- Barr PM, Li H, Spier C. Phase II Intergroup Trial of Alisertib in Relapsed and Refractory Peripheral T-Cell Lymphoma and Transformed Mycosis Fungoides: SWOG 1108. J Clin Oncol. 2015; 33(21):2399-2404. PubMedhttps://doi.org/10.1200/JCO.2014.60.6327Google Scholar
- O’Connor OA, Ozcan M, Jacobsen ED. Blood. 2015; 126(23):341. Google Scholar
- West AC, Johnstone RW. New and emerging HDAC inhibitors for cancer treatment. J Clin Invest. 2014; 124(1):30-39. PubMedhttps://doi.org/10.1172/JCI69738Google Scholar
- Coiffier B, Pro B, Prince HM. Results from a pivotal, open-label, phase II study of romidepsin in relapsed or refractory peripheral T-cell lymphoma after prior systemic therapy.
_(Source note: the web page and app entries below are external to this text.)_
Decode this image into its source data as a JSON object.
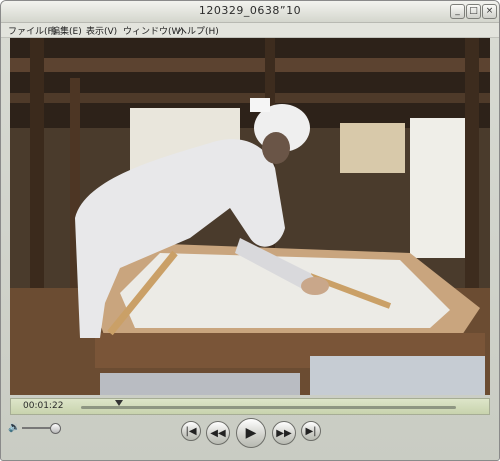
{
  "window": {
    "title": "120329_0638”10"
  },
  "window_buttons": {
    "minimize": "_",
    "maximize": "□",
    "close": "×"
  },
  "menu": [
    {
      "label": "ファイル(F)"
    },
    {
      "label": "編集(E)"
    },
    {
      "label": "表示(V)"
    },
    {
      "label": "ウィンドウ(W)"
    },
    {
      "label": "ヘルプ(H)"
    }
  ],
  "player": {
    "current_time": "00:01:22",
    "icons": {
      "volume": "speaker-icon",
      "go_to_start": "skip-to-start-icon",
      "rewind": "rewind-icon",
      "play": "play-icon",
      "fast_forward": "fast-forward-icon",
      "go_to_end": "skip-to-end-icon"
    },
    "glyphs": {
      "volume": "🔉",
      "go_to_start": "|◀",
      "rewind": "◀◀",
      "play": "▶",
      "fast_forward": "▶▶",
      "go_to_end": "▶|"
    }
  },
  "colors": {
    "timebar": "#d2dbb8",
    "chrome": "#d0d2ca"
  }
}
J Clin Oncol. 2012; 30(6):631-636. PubMedhttps://doi.org/10.1200/JCO.2011.37.4223Google Scholar
- Coiffier B, Pro B, Prince HM. Romidepsin for the treatment of relapsed/refractory peripheral T-cell lymphoma: pivotal study update demonstrates durable responses. J Hematol Oncol. 2014; 7:11. PubMedhttps://doi.org/10.1186/1756-8722-7-11Google Scholar
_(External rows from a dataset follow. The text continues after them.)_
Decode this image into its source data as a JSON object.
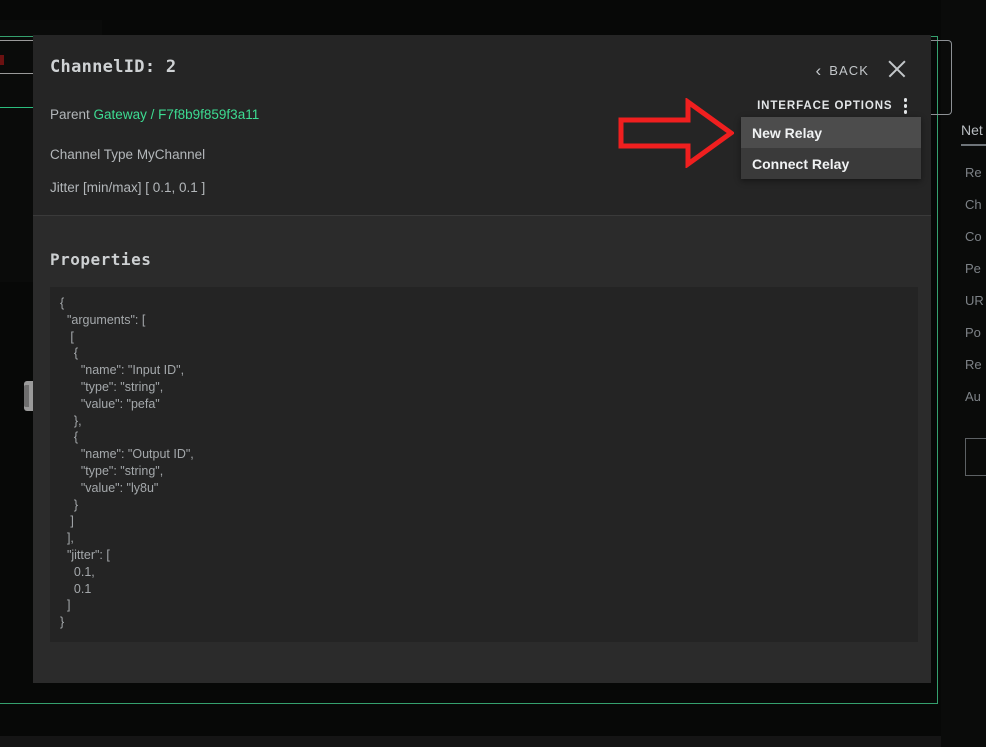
{
  "modal": {
    "title": "ChannelID: 2",
    "meta": {
      "parent_label": "Parent",
      "parent_value": "Gateway",
      "parent_sep": "/",
      "parent_id": "F7f8b9f859f3a11",
      "channel_type_line": "Channel Type MyChannel",
      "jitter_line": "Jitter [min/max] [ 0.1, 0.1 ]"
    },
    "back_label": "BACK",
    "back_icon": "chevron-left-icon",
    "close_icon": "close-icon",
    "interface_options_label": "INTERFACE OPTIONS",
    "kebab_icon": "kebab-menu-icon",
    "menu_items": [
      {
        "label": "New Relay",
        "highlighted": true
      },
      {
        "label": "Connect Relay",
        "highlighted": false
      }
    ],
    "properties": {
      "heading": "Properties",
      "json_text": "{\n  \"arguments\": [\n   [\n    {\n      \"name\": \"Input ID\",\n      \"type\": \"string\",\n      \"value\": \"pefa\"\n    },\n    {\n      \"name\": \"Output ID\",\n      \"type\": \"string\",\n      \"value\": \"ly8u\"\n    }\n   ]\n  ],\n  \"jitter\": [\n    0.1,\n    0.1\n  ]\n}"
    }
  },
  "annotation": {
    "type": "arrow-right",
    "color": "#f01f1f",
    "points_to": "New Relay"
  },
  "right_panel": {
    "title": "Net",
    "items": [
      "Re",
      "Ch",
      "Co",
      "Pe",
      "UR",
      "Po",
      "Re",
      "Au"
    ]
  },
  "colors": {
    "accent_green": "#3ddc92",
    "frame_green": "#35a06e",
    "annotation_red": "#f01f1f",
    "modal_bg": "#2b2b2b",
    "header_bg": "#252525",
    "code_bg": "#242424",
    "menu_bg": "#3a3a3a",
    "menu_highlight": "#4c4c4c"
  }
}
- Piekarz RL, Frye R, Prince HM. Phase 2 trial of romidepsin in patients with peripheral T-cell lymphoma. Blood. 2011; 117(22):5827-5834. PubMedhttps://doi.org/10.1182/blood-2010-10-312603Google Scholar
- Cha TL, Chuang MJ, Wu ST. Dual degradation of aurora A and B kinases by the histone deacetylase inhibitor LBH589 induces G2-M arrest and apoptosis of renal cancer cells. Clin Cancer Res. 2009; 15(3):840-850. PubMedhttps://doi.org/10.1158/1078-0432.CCR-08-1918Google Scholar
- Park JH, Jong HS, Kim SG. Inhibitors of histone deacetylases induce tumor-selective cytotoxicity through modulating Aurora-A kinase. J Mol Med (Berl). 2008; 86(1):117-128. PubMedhttps://doi.org/10.1007/s00109-007-0260-8Google Scholar
- Kretzner L, Scuto A, Dino PM. Combining histone deacetylase inhibitor vorinostat with aurora kinase inhibitors enhances lymphoma cell killing with repression of c-Myc, hTERT, and microRNA levels. Cancer Res. 2011; 71(11):3912-3920. PubMedhttps://doi.org/10.1158/0008-5472.CAN-10-2259Google Scholar
- Zullo KM, Guo Y, Cooke L. Aurora A Kinase Inhibition Selectively Synergizes with Histone Deacetylase Inhibitor through Cytokinesis Failure in T-cell Lymphoma. Clin Cancer Res. 2015; 21(18):4097-4109. PubMedhttps://doi.org/10.1158/1078-0432.CCR-15-0033Google Scholar
- Cohen JB, Maddocks KJ, Huang Y. A phase 2 trial of alisertib in patients with relapsed or refractory B-cellnon-Hodgkin lymphoma. Leuk Lymphoma. 2017; 58(9):1-2. https://doi.org/10.1080/10428194.2017.1283032Google Scholar
- Kirschbaum MH, Goldman BH, Zain JM. A phase 2 study of vorinostat for treatment of relapsed or refractory Hodgkin lymphoma: Southwest Oncology Group Study S0517. Leuk Lymphoma. 2012; 53(2):259-262. PubMedhttps://doi.org/10.3109/10428194.2011.608448Google Scholar
- Garrido-Laguna I, Velez-Bravo V, Falchook GS. Significant Activity Of The mTOR Inhibitor Sirolimus and HDAC Inhibitor Vorinostat In Heavily Pretreated Refractory Hodgkin Lymphoma Patients. Blood. 2013; 122(21):3048-3048. Google Scholar